Color Selection

a look at the bases of of the hydro flask and yeti water bottles

Serious Eats / Riddley Gemperlein-Schirm

Both Hydro Flask and Yeti come out with new colors routinely, but, as of writing, Hydro Flask offerstwo colors for the 24-ounce bottle we tested and seven of the same bottle with a different lid. Yeti has 10 colors of their 26-ounce bottle (although one of these is just stainless steel). Personally, I find Hydro Flask’s smaller color selection to be very vibrant, but numbers-wise the color selection winner is Yeti. 

Cold Retention 

To test the cold retention of the water bottles, we filled them with 100 grams of ice and 300 grams of chilled water. We checked the temperature of the water every hour for 24-plus hours, using an instant-read thermometer. Yeti kept water a touch cooler throughout this test (as in, a few degrees), but it was really irrelevant because both brands still had very chilled water after 24 hours. And, most likely, you’re not keeping icey water in a bottle that long anyways. So, cold retention is a draw between the two.  

Usability Factors

There are a handful of important usability factors to consider with a water bottle: 

  • How easy is it to fill? 
  • How easy is it to drink from? 
  • Does it fit in a car cup holder? 
  • How easy is it to clean? 

Both the Hydro Flask and Yeti have wide mouths that are easy to fill, however the Hydro Flask features a straw lid while the Yeti has a two-component “chug” cap (a twist-off lid that covers the opening). In our water bottle review, the tester noted of the Yeti, “on more than one occasion, I accidentally took off both pieces and splashed myself with water.” This has happened to me a few times at home, too, and generally I prefer a straw lid as it encourages me to drink more water. However, my husband likes the wider opening of the Yeti so he can gulp a bunch of water at once. So, to each their own there!

However, Yeti bottles, unfortunately, do not easily fit in a car cup holder for the likely scenario of taking your water bottle on-the-go. The 26-ounce Yeti has a 3.25-inch base diameter, while the Hydro Flask has a 2.75-inch base diameter and easily fits in a cup holder.
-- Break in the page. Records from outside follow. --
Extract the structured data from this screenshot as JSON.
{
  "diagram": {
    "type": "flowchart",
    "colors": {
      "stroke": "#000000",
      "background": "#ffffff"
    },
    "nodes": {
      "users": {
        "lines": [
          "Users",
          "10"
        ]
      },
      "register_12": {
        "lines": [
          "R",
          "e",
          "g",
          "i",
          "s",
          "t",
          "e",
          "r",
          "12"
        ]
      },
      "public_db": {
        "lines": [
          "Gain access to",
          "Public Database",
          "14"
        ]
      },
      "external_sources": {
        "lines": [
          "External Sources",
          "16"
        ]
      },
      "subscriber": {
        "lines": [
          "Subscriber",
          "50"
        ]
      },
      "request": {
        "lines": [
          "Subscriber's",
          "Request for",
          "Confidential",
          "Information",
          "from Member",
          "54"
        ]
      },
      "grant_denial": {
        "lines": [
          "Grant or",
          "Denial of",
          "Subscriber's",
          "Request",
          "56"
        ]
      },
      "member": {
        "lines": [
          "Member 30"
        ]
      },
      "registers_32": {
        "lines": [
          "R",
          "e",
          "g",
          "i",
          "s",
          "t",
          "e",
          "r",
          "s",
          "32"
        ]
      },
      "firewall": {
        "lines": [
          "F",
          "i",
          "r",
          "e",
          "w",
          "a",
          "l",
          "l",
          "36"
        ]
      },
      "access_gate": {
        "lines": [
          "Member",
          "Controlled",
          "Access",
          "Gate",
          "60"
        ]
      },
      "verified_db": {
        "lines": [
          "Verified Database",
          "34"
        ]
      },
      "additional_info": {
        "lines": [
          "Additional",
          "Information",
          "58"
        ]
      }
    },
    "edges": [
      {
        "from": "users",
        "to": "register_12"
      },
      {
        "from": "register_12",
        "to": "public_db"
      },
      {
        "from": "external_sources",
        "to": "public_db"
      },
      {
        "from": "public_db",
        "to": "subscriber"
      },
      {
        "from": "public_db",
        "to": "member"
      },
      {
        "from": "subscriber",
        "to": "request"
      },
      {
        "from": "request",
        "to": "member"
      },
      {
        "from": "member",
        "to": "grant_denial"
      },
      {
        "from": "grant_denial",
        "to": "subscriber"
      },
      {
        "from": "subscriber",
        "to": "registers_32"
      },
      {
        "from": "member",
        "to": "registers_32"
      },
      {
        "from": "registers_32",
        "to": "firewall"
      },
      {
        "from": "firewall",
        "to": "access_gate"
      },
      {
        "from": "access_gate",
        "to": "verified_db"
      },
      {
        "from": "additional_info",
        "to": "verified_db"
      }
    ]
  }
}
As far as cleanup, armed with a bottle brush and dish soap, the interiors of either bottle are easy to hand-wash. The Hydro Flask’s straw cap is a little more finicky to clean, while the ridges of the Yeti’s chug opening tend to get gunky and require more detailed scrubbing. Both are dishwasher-safe, though. 

All-in-all, overall usability goes to Hydro Flask. 

Durability and Leakage

a closeup look at the dents on the bottoms of water bottles

Serious Eats / Grace Kelly

Now, if you use a stainless steel water bottle regularly, you’re bound to drop it at some point. And we didn’t think dents or dings impacted performance. Particularly, I find water bottles tend to dent at their necks and bases. To one of these points, Hydro Flask sells a silicone boot cap that acts as a drop buffer. 

As far as leakage went, as long as the cap was tightly secured (and the straw down in the Hydro Flask), we didn’t experience leakage with either bottle. 

For durability and leakage, it’s really a draw between the two. 

So, Should You Buy a Hydro Flask or Yeti Water Bottle? 

Our tests favored Hydro Flask (it’s one of our winners, in fact). It has excellent cold retention and a convenient straw lid and it can fit in your car’s cup holder easily.

However, Yeti water bottles are also good—if you prefer that chug-style cap. And you’d be equally happy with its cold retention and durability. 


What’s the best water bottle? 

We tested seven water bottles and named models from Owala, Contigo, and Hydro Flask our top picks. You can read more about how we tested and chose our winners in our review. 

Are Hydro Flask or Yeti water bottles better? 

Our testing showed Hydro Flask water bottles edged out Yeti’s when it came to ease of use in particular. However, both brands’ water bottles have excellent cold retention and durability. 

How do you clean a Hydro Flask or Yeti water bottle? 

Both Hydro Flask and Yeti water bottles are dishwasher-safe (some parts are top-rack recommended, though, so check the manufacturers’ care instructions). Otherwise, we suggest hot, soapy water and a bottle brush.